An experimental program was designed to determine friction characteristics between brake pads and metal rotors that could indicate a brake fluid's propensity to cause chatter in wet-brakes. Friction was measured on a bench version of the John Deere wet-brake qualification system. Rotor and pad supports were made very rigid to avoid chatter in the simulator. One type of pad was run on cast-iron and mild steel rotors using two reference oils, one giving unacceptable levels of chatter and the other giving acceptable levels as previously determined in full-scale tests on the Deere system. The outstanding discriminating characteristic was the drop in friction from breakaway of the pad from the rotor. The ratio of the initial drop in the friction coefficient between unacceptable and acceptable oils for all conditions of the testing ranged from 1.7 to 2.0
Technical Paper

Emissions from Trucks by Chassis Version of 1983 Transient Procedure

Regulated gaseous, particulate and several unregulated emissions are reported from four heavy-duty diesel engines operated on the chassis version of the 1983 transient procedure. Emissions were obtained from Caterpillar 3208, Mack ENDT 676, Cummins Formula 290 and Detroit Diesel 8V-71 engines with several diesel fuels. A large dilution tunnel (57′ × 46″ ID) was fabricated to allow total exhaust dilution, rather than the double dilution employed in the stationary engine version of the transient procedure. A modal particulate sampler was developed to obtain particulate data from the individual segments of the 1983 transient procedure. The exhaust gas was analyzed for benzo(a)pyrene, metals, N2O, NO2, individual hydrocarbons and HCN. Sequential extractions were performed and measured versus calculated fuel consumptions were obtained.
Technical Paper

Spectrometric Analysis of Used Oils

This paper discusses the techniques and diagnostic significance of atomic absorption, atomic emission, and infrared spectrometric analysis of crankcase lubricants, with the use of supplementary data where pertinent. The parameters affecting used oil analytical data are discussed in terms of examples from Army general purpose vehicle test engines. Wear metals in used gear oils are also discussed and examples are given. Analytical methods and their applications are fully described, and the equipment and procedures for infrared spectroscopy and gas chromatography techniques are outlined.
Technical Paper

Mechanisms of Dust Erosion

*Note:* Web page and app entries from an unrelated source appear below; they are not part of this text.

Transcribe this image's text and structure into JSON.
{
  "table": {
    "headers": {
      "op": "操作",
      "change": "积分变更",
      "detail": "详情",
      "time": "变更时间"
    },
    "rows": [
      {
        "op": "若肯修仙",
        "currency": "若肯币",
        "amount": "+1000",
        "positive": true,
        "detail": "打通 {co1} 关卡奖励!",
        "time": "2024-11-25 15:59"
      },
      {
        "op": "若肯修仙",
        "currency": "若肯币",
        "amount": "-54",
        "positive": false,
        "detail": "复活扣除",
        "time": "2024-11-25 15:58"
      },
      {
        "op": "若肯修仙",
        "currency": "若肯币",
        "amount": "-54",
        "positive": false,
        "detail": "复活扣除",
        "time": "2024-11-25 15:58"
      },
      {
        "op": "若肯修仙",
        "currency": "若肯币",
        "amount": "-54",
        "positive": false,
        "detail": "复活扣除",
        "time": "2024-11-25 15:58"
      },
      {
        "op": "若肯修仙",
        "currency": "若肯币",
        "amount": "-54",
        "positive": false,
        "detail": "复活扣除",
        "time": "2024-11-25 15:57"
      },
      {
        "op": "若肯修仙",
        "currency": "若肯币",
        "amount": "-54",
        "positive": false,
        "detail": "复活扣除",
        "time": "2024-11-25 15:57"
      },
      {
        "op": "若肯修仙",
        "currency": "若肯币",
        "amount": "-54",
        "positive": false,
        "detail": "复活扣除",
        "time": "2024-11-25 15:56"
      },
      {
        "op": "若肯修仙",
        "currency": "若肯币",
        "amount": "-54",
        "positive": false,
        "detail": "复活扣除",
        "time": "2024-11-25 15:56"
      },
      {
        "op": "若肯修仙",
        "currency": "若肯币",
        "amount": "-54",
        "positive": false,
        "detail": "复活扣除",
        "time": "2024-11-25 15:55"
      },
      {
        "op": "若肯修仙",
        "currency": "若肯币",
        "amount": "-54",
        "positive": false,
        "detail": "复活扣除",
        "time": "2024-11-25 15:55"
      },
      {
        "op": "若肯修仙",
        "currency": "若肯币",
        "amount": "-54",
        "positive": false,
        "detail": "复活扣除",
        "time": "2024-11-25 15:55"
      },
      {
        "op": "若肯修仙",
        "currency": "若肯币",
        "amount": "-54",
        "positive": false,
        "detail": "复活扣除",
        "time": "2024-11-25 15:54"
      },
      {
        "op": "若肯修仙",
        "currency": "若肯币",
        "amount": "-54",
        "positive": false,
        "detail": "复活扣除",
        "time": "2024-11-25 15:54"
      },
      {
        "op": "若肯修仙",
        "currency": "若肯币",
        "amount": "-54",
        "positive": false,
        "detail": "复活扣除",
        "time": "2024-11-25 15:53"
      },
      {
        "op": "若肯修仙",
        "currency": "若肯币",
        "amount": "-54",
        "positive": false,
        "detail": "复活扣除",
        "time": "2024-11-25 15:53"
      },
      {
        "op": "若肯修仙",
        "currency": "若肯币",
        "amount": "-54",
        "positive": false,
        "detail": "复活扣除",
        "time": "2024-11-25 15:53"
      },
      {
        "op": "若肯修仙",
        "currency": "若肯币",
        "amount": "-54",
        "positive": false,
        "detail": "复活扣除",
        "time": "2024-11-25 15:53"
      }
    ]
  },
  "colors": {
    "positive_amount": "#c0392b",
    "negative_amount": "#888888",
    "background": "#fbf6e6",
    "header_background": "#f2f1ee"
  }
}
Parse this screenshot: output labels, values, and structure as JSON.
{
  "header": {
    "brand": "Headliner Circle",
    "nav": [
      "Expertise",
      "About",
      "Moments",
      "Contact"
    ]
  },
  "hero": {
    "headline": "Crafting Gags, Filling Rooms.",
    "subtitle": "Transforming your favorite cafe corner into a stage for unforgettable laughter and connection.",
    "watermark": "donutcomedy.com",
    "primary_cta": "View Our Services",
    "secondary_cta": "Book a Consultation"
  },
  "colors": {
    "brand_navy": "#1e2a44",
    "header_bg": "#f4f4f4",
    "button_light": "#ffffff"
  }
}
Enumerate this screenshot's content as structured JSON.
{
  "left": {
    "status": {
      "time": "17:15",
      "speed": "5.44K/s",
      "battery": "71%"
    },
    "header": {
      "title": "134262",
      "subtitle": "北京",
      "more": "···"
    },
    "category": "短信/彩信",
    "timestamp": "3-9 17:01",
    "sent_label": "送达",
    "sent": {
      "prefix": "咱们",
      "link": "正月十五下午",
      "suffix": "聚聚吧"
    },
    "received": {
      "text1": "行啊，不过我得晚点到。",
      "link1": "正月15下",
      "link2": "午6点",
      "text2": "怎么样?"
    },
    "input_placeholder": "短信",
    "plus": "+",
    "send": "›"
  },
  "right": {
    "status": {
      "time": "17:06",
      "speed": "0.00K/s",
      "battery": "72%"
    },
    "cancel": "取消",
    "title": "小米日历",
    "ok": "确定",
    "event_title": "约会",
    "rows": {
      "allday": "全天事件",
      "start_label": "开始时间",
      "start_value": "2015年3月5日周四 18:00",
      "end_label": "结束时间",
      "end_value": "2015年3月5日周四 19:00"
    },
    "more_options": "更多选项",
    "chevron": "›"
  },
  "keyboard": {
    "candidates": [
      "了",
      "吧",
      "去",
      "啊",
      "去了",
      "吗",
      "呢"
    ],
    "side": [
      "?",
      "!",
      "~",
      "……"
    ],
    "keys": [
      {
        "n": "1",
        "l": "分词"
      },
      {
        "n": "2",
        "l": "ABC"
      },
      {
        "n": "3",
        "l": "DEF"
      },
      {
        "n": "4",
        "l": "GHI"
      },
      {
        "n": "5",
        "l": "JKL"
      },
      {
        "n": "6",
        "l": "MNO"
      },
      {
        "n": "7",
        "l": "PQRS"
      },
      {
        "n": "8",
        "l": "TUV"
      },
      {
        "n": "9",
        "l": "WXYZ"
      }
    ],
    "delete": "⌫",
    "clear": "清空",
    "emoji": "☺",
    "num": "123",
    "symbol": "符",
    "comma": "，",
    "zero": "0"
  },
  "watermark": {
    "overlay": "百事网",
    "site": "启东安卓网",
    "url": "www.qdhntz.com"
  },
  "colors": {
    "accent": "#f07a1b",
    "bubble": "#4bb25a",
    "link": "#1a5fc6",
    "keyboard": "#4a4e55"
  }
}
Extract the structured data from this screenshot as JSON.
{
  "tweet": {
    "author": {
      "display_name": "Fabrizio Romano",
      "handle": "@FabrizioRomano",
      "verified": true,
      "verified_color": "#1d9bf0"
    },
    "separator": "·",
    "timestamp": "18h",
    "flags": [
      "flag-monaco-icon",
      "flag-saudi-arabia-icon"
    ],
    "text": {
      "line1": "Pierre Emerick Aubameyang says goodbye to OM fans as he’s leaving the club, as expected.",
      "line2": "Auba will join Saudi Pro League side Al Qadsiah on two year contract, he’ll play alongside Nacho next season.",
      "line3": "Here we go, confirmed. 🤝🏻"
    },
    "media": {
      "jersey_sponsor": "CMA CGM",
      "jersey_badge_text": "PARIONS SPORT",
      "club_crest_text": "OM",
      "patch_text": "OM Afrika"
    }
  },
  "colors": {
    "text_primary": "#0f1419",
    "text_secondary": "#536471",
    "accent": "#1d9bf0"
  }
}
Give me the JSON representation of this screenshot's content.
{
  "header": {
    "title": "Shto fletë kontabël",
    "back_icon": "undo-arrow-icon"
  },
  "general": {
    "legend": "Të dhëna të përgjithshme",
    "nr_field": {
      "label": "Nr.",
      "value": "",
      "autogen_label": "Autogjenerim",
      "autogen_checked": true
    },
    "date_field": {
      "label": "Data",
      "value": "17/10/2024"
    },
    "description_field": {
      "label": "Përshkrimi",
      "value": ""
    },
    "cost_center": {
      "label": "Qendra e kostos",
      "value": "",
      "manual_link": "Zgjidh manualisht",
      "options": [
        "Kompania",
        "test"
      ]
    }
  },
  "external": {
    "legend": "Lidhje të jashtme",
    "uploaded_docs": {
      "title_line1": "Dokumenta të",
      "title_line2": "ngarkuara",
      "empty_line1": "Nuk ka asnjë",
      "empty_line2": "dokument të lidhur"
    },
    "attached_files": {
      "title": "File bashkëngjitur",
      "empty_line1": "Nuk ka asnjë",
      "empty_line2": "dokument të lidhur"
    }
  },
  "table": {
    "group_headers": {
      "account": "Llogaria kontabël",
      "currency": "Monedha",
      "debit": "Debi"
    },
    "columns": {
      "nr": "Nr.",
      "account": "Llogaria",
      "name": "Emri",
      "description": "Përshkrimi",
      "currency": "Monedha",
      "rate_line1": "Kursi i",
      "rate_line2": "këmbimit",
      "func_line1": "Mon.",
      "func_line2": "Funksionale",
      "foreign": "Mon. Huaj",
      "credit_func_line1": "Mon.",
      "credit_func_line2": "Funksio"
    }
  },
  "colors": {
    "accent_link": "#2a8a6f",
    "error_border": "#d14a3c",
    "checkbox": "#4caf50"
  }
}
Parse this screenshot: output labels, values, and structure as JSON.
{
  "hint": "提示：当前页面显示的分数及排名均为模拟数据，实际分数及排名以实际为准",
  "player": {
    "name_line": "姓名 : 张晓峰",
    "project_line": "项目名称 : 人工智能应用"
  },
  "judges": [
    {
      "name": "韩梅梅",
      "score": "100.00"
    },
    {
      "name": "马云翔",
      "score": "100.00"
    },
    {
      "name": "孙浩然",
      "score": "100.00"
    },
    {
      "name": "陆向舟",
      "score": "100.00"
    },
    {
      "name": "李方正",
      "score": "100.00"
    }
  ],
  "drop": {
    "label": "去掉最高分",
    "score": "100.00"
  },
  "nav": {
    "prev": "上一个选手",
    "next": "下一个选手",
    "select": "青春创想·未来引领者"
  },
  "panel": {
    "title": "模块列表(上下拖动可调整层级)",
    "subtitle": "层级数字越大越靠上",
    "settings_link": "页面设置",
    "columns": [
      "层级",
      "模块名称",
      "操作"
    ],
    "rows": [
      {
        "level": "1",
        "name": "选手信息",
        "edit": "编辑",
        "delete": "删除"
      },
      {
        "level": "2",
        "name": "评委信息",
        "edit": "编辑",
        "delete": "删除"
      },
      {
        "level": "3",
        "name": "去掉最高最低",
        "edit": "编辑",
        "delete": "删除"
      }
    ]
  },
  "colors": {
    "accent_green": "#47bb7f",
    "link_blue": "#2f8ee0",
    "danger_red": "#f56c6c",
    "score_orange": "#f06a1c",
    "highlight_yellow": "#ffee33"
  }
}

This paper shows the results of an experimental investigation of the nature and characteristics of erosion of metals by high-speed impingement of airborne dust particles. The influence of various parameters upon the rate of erosion is shown. The manner in which the rate of erosion varies with certain of these parameters indicates that erosion occurs through the ductile displacement of the eroded material by the impinging dust particle.